- Have a dataset where recent historical values are simply not a good predictor of future values; in which case you should not use adaptive thresholding
These problems often will spill over into negative and false positives with your alerts as well.
There are a few things when configuring adaptive thresholds in ITSI that may really trip you up, so let’s clear the air on them if we can.
The week preview graph shows everything is in the green, but I know that can’t be right.
This one is a KILLER! What isn’t obvious here is that each data point on the week preview graph when configuring adaptive thresholds represents a 30-minute block of time. Therefore, if your KPI is set to run every 15 minutes, you technically have two data points that are being averaged together; if your KPI is set to run every 5 minutes, you have six data points being averaged together. Even though the adaptive threshold computation runs against each and every KPI data point to ensure accurate computations, the timechart in the week-long preview might swallow up outliers making it look like nothing will ever be red, but that’s not necessarily the case.
I’m getting negative lower-bound threshold values for KPIs that will never have negative values.
Yes, this will occur when using standard deviation or range algorithms because they both use subtraction and their upper and lower bounds are unrestricted based on your specified threshold values. If both the upper and lower bounds are important to you, and negative threshold values are not acceptable, you can try one of the following:
- Switch to the quantile algorithm whose lower bound will never fall below the historical data minimum
- Use range with very small negative numbers (-0.05 as a example to set a threshold just below the historical data minimum)
- Learn using adaptive but switch to static thresholds, and fine tune the lower bound static values

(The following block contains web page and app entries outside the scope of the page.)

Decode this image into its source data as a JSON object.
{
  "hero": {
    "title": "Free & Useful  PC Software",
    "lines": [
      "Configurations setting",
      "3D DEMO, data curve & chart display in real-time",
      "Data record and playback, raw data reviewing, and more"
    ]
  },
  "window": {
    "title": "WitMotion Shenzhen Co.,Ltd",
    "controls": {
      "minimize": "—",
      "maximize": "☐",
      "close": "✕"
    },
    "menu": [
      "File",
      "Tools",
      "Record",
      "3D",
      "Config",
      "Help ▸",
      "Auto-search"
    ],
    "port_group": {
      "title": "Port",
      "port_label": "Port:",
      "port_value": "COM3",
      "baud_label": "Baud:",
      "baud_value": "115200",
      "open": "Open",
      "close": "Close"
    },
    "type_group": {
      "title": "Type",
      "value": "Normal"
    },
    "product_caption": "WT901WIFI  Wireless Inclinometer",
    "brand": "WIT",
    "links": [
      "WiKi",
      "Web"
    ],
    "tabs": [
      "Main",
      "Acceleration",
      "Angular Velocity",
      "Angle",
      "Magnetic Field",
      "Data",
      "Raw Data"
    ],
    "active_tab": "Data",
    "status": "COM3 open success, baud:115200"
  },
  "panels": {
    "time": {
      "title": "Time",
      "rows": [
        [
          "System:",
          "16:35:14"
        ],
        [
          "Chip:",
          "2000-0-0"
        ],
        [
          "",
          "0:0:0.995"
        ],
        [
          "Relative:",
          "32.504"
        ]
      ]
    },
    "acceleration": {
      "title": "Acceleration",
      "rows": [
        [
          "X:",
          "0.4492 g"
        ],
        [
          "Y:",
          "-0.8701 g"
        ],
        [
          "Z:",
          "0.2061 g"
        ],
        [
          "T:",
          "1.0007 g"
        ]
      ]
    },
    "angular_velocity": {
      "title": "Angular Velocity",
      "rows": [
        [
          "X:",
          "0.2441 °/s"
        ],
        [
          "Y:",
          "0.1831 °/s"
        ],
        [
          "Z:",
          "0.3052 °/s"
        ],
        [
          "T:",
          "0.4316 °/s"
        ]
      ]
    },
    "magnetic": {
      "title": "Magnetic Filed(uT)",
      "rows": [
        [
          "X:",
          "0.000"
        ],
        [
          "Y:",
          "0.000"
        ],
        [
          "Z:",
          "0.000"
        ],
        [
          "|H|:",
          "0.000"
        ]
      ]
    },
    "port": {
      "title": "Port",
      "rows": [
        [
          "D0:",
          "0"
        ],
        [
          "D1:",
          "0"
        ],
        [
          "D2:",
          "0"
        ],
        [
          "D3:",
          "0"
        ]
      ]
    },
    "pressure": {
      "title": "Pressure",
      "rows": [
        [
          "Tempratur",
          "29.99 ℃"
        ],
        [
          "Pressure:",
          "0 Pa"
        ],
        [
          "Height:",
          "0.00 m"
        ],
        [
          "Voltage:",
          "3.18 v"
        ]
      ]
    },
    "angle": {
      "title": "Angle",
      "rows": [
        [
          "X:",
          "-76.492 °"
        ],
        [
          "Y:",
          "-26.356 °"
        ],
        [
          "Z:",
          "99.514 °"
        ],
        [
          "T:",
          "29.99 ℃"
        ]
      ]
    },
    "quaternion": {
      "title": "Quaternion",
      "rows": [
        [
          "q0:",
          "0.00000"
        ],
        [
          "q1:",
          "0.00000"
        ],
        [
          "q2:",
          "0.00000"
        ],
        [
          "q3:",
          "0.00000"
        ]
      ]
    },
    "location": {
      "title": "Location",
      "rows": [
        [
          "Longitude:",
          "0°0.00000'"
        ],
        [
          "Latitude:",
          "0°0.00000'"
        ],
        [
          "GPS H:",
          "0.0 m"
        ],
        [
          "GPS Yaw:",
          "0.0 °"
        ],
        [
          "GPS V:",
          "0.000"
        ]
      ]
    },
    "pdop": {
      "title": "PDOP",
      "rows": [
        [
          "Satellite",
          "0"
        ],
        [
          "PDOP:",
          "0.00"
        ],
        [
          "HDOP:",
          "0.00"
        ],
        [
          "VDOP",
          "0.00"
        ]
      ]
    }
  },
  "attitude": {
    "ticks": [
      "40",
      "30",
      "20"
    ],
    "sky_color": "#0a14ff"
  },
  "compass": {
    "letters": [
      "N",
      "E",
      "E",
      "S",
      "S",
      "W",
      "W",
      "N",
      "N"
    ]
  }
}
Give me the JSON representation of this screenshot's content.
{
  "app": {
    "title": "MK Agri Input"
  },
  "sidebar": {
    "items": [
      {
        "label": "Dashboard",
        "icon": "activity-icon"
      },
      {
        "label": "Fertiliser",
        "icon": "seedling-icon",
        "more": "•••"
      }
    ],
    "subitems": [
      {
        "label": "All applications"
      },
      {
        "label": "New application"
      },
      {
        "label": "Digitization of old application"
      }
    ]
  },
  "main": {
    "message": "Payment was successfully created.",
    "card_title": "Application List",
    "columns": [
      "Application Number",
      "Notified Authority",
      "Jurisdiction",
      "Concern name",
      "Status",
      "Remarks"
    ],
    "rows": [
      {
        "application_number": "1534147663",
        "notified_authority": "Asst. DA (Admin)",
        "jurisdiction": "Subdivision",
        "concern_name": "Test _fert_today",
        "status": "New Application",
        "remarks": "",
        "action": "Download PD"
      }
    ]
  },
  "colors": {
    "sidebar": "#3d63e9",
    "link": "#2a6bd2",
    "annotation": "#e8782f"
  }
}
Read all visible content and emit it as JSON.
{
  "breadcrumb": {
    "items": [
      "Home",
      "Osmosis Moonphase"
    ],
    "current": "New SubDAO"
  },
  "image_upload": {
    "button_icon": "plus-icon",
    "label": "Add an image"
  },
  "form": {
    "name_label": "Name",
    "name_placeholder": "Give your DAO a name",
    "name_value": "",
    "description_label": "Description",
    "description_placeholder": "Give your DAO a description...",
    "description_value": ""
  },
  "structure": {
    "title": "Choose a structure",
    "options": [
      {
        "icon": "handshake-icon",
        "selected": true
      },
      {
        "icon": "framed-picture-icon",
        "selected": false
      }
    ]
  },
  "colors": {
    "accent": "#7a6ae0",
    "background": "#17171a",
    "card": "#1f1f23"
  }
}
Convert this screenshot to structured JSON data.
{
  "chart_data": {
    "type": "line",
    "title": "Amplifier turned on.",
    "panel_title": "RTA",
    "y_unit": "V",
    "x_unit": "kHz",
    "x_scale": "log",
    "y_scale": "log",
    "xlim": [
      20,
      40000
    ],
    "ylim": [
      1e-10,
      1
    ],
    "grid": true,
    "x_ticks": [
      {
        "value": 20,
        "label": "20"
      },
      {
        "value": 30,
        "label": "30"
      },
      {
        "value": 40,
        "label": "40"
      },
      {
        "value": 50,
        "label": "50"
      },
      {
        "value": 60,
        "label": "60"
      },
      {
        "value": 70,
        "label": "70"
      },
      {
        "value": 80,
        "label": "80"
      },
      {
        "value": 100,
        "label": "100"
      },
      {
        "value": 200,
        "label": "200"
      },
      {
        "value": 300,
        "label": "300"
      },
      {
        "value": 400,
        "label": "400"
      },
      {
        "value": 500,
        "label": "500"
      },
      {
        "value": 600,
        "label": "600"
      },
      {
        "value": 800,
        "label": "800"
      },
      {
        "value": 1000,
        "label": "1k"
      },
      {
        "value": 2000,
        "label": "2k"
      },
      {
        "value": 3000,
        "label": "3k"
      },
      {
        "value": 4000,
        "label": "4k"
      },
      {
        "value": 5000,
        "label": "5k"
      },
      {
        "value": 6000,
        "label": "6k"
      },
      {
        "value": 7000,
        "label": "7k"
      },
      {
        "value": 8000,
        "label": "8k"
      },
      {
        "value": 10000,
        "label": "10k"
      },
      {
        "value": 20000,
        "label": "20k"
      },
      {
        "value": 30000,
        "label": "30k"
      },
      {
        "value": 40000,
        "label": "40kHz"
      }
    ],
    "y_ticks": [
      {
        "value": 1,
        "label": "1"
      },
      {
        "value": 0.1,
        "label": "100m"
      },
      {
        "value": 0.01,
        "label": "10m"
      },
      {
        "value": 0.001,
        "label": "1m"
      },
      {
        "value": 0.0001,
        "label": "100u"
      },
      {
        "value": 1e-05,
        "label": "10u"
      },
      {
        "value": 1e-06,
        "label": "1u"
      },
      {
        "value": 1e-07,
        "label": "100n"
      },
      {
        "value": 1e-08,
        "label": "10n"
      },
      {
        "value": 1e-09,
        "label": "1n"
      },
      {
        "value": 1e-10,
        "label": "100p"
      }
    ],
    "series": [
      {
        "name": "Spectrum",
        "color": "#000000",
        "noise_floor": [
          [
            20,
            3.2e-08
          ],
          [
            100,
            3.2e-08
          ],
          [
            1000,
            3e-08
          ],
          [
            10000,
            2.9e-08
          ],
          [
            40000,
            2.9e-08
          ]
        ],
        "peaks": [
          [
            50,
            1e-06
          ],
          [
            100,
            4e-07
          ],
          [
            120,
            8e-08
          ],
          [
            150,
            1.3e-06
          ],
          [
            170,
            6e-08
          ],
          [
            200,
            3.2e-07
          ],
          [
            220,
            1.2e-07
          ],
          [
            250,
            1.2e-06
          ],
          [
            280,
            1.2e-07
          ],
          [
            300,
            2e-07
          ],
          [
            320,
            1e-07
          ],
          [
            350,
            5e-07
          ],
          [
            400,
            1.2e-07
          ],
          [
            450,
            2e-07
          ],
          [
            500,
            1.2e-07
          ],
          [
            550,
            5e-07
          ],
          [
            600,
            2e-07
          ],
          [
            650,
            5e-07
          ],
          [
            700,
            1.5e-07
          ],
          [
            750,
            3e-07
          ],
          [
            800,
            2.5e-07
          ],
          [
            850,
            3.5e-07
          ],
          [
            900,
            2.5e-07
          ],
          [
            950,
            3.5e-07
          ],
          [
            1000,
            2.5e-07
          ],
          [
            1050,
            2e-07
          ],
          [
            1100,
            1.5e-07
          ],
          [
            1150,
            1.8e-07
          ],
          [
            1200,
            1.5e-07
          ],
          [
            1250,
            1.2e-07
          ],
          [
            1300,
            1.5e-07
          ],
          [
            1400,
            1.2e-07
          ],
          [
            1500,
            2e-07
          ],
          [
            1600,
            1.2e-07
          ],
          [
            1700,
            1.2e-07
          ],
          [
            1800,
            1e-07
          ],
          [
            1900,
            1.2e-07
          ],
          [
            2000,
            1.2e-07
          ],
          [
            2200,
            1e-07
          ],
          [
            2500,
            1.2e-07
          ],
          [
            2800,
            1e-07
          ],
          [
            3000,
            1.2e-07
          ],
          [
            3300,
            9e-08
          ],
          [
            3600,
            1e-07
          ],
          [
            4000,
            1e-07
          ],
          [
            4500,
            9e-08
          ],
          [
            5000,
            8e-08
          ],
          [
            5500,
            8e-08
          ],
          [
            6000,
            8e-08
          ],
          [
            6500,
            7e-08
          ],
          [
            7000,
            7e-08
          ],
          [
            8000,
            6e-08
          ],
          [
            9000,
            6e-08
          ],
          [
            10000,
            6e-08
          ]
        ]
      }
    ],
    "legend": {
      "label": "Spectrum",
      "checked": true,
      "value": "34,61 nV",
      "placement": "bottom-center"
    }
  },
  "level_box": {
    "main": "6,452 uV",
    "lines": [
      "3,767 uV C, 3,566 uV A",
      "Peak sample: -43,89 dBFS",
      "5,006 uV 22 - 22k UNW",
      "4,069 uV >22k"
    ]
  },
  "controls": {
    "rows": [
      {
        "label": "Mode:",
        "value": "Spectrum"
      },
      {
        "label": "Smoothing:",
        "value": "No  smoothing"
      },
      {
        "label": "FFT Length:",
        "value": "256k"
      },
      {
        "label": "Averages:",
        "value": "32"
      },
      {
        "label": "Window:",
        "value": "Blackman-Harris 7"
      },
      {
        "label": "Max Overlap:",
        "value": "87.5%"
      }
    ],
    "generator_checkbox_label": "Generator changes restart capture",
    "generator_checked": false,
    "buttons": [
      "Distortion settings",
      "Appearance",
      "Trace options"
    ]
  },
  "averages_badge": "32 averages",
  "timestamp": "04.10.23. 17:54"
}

I’m getting really large threshold values that I don’t think will ever be crossed.
This is most likely occurring because your historical data has significant outliers. The only simple solution would be to increase your training window to try to pull in more data, otherwise this could be a tough problem to solve without switching to quantile or static.
I've selected one of the the "1-hour blocks" pre-configured time policies and I'm confused by the results I see.
Both the "1-hour blocks every day" and the "1-hour blocks workweek" pre-configured templates will lump together one-hour blocks across multiple days. You might be (mistakenly) expecting the pre-configured policy to treat each hour of each day different from the rest as discussed above. No such pre-configured template exists for that desired thresholding strategy; you'd have to create a custom policy should you desire more granularity than what is provided by the 1-hour blocks pre-configured templates.
I truly hope you found this blog series to be insightful, valuable, and most importantly, practically applicable to your world. I'm highly interested in receiving feedback on what you implemented that worked well and what did not. Any opportunity you can provide me to refine and improve this guidance will help other Splunkers in the future. To that end, do not hesitate to contact me or comment directly on the blog to provide your feedback.